T. B. Simon Power Plant

T.B. Simon Power Plant is a multi-fuel cogeneration facility located on the East Lansing campus of Michigan State University. With a peak electrical output of 99.3 megawatts and a pressurized steam generation capacity of 1.3 million pounds per hour, it is one of the 500 largest power plants. The Simon Power Plant is the principal energy provider to the 45,000-student main campus, meeting approximately 97% of all energy demand. Pressurized steam is distributed throughout the campus through an extensive network of tunnels to provide both heating and cooling to approximately 500 instructional, research, and residential buildings located on more than 5,000 acres (2,000 ha). Electrical power is distributed through the same tunnels, making the campus relatively immune from outages due to weather. The primary fuel for T. B. Simon is natural gas; with the 1993 addition of Unit No. 4 the plant acquired the capability of burning biofuel. Simon's east smokestack identifies its operator with the letters M S U in white brick.

2013 Eastern China smog

The 2013 Eastern China smog was a severe air pollution episode that affected East China, including all or parts of the municipalities of Shanghai and Tianjin, and the provinces of Hebei, Shandong, Jiangsu, Anhui, Henan, and Zhejiang, during December 2013. A lack of cold air flow, combined with slow-moving air masses carrying industrial emissions, collected airborne pollutants to form a thick layer of smog over the region. Levels of PM2.5 particulate matter averaged over 150 micrograms per cubic metre; in some areas, they were 300 to 500 micrograms per cubic metre.

Clean Power Plan United States energy plan from President Obama

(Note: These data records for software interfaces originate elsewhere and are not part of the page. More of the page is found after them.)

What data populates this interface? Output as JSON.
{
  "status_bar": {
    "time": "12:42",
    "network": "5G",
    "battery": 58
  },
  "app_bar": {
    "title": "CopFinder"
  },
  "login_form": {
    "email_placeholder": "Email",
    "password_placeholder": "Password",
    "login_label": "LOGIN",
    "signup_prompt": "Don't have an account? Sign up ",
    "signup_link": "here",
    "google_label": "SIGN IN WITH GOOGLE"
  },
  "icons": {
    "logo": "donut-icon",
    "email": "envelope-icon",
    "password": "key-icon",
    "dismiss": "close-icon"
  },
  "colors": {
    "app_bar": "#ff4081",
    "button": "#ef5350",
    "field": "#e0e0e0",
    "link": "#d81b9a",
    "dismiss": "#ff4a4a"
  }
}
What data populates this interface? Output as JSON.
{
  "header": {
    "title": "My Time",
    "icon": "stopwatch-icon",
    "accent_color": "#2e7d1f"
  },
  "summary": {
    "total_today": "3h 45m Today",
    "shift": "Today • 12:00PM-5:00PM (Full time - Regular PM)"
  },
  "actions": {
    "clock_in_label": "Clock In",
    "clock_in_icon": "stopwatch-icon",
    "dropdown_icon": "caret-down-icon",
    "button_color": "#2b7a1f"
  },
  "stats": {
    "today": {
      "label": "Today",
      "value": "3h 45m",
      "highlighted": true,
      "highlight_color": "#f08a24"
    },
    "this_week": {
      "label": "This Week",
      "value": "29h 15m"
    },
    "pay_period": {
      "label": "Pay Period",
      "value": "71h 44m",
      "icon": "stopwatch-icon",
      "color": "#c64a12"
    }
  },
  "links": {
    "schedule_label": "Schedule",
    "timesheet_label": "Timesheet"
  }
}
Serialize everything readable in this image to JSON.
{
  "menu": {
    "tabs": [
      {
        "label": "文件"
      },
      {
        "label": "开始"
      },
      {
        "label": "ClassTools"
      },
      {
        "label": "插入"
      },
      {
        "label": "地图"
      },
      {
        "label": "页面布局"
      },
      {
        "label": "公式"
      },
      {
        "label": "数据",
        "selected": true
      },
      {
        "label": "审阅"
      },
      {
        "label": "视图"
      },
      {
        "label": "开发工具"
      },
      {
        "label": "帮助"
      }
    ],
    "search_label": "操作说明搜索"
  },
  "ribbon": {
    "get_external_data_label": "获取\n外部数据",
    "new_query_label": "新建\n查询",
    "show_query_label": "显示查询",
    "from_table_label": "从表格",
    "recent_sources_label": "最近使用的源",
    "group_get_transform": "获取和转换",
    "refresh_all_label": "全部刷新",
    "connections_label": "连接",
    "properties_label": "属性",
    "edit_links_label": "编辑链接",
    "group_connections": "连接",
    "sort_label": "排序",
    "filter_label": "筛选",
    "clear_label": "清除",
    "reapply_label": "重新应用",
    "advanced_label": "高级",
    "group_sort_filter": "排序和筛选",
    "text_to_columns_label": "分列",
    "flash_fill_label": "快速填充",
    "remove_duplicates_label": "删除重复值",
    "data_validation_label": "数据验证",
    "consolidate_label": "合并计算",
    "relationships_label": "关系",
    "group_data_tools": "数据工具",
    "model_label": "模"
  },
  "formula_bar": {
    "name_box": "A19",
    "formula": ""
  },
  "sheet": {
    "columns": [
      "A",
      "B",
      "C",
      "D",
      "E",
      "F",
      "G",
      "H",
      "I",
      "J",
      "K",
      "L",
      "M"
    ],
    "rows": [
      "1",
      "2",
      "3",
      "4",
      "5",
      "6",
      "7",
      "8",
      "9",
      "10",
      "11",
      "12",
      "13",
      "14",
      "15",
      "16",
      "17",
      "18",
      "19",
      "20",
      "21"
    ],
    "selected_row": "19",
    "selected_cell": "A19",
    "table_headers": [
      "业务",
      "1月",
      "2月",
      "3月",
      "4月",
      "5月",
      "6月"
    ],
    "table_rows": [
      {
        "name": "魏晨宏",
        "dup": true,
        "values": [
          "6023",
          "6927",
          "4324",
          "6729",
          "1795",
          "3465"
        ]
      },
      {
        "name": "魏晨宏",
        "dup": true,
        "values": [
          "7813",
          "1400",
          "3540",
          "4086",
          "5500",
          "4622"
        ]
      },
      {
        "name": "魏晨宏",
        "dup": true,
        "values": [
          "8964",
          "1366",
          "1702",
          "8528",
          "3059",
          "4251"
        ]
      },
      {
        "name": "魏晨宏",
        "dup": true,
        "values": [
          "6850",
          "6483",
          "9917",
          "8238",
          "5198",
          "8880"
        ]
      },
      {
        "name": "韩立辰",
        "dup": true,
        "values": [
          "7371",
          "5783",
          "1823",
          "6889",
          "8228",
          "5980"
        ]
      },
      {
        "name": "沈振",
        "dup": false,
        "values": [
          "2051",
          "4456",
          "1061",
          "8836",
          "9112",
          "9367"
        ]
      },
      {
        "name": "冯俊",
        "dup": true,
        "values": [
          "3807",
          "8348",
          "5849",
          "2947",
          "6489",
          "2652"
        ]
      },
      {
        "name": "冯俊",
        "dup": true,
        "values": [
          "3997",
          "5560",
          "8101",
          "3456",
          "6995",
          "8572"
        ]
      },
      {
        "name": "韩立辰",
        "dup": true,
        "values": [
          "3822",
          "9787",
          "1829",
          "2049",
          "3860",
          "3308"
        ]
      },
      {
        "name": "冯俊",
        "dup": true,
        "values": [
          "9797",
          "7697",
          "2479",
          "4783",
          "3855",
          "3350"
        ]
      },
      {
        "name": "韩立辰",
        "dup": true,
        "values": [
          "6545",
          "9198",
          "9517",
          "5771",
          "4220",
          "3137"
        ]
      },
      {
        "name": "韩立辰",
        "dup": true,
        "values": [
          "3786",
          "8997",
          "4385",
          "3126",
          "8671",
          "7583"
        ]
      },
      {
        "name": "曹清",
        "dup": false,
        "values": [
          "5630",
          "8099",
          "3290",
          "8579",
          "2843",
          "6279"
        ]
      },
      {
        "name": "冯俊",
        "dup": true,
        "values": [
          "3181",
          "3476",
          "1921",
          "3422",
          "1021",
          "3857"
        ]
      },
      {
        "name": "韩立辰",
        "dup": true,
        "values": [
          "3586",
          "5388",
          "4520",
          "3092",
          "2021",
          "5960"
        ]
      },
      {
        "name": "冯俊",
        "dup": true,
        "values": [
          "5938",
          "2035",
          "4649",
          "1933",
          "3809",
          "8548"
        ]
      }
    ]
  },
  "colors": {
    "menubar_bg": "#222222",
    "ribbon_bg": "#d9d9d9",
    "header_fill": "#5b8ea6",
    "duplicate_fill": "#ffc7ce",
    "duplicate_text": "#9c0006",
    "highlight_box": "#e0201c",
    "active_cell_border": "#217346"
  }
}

The Clean Power Plan was an Obama administration policy aimed at combating anthropogenic climate change that was first proposed by the Environmental Protection Agency (EPA) in June 2014. The final version of the plan was unveiled by President Obama on August 3, 2015. The 460-page rule titled "Carbon Pollution Emission Guidelines for Existing Stationary Sources: Electric Utility Generating Units" was published in the Federal Register on October 23, 2015. The Obama administration designed the plan to lower the carbon dioxide emitted by power generators. The plan was widely expected to be eliminated under President Donald Trump, who signed an executive order on March 28, 2017 mandating the EPA to review the plan. On June 1, 2017, the United States withdrew from the Paris Agreement.

Air pollution in Taiwan

Air pollution in Taiwan is mostly derived from sources of domestic combustion, primarily the burning of fossil fuels. Taiwan's topography has been noted to be a contributing factor to its air pollution problem, leading to poor dispersal and trapping pollutants. Taipei, Taiwan's capital and largest city for example, is surrounded by mountains, and other industrial centers along the northern and western coasts of Taiwan are surrounded by high mountains.

References

  1. 1 2 Layton, Lyndsey (April 21, 2007). "Reliance on Coal Sullies 'Green the Capitol' Effort". The Washington Post. Retrieved February 4, 2013.
  2. 1 2 "Cogeneration Addition at the Capitol Power Plant". Architect of the Capitol. Retrieved June 6, 2014.
  3. 1 2 3 "Capitol Power Plant". Explore Capitol Hill. Architect of the Capitol. Retrieved February 4, 2013.
  4. "Capitol power plant dims clean energy hopes." Associated Press.
  5. 1 2 "Effort to 'green' U.S. Capitol complicated by coal". CNN.
  6. Greening the Capitol Archived February 25, 2009, at the Wayback Machine
  7. Weisman, Jonathan (November 5, 2007). "Capitol to Buy Offsets in Bid to Go Green". The Washington Post.
  8. "Speaker Blog".
  9. Anti-coal campaign gets some good news, but battle is far from won Archived February 28, 2009, at the Wayback Machine
  10. "Congress to Stop Using Coal in Power Plant". nbcnews. April 5, 2009. Retrieved June 6, 2014.
  11. 1 2 "Capitol Power Plan Cogeneration Fact Sheet" (PDF). Retrieved June 6, 2014.
  12. Base Year 2002 Emissions Inventory Document for Washington, DC-MD-VA Annual PM2.5 NAA_12.14.07, Attachment A1, page 2, "Summary of Point Source Emissions: District of Columbia," [ permanent dead link ] Metropolitan Washington Council of Governments, Air Quality Files
  13. 1 2 3 "PM Standards Revision - 2006," Archived May 22, 2011, at the Wayback Machine U.S. Environmental Protection Agency.
  14. EPA, US. "Green Book - US EPA".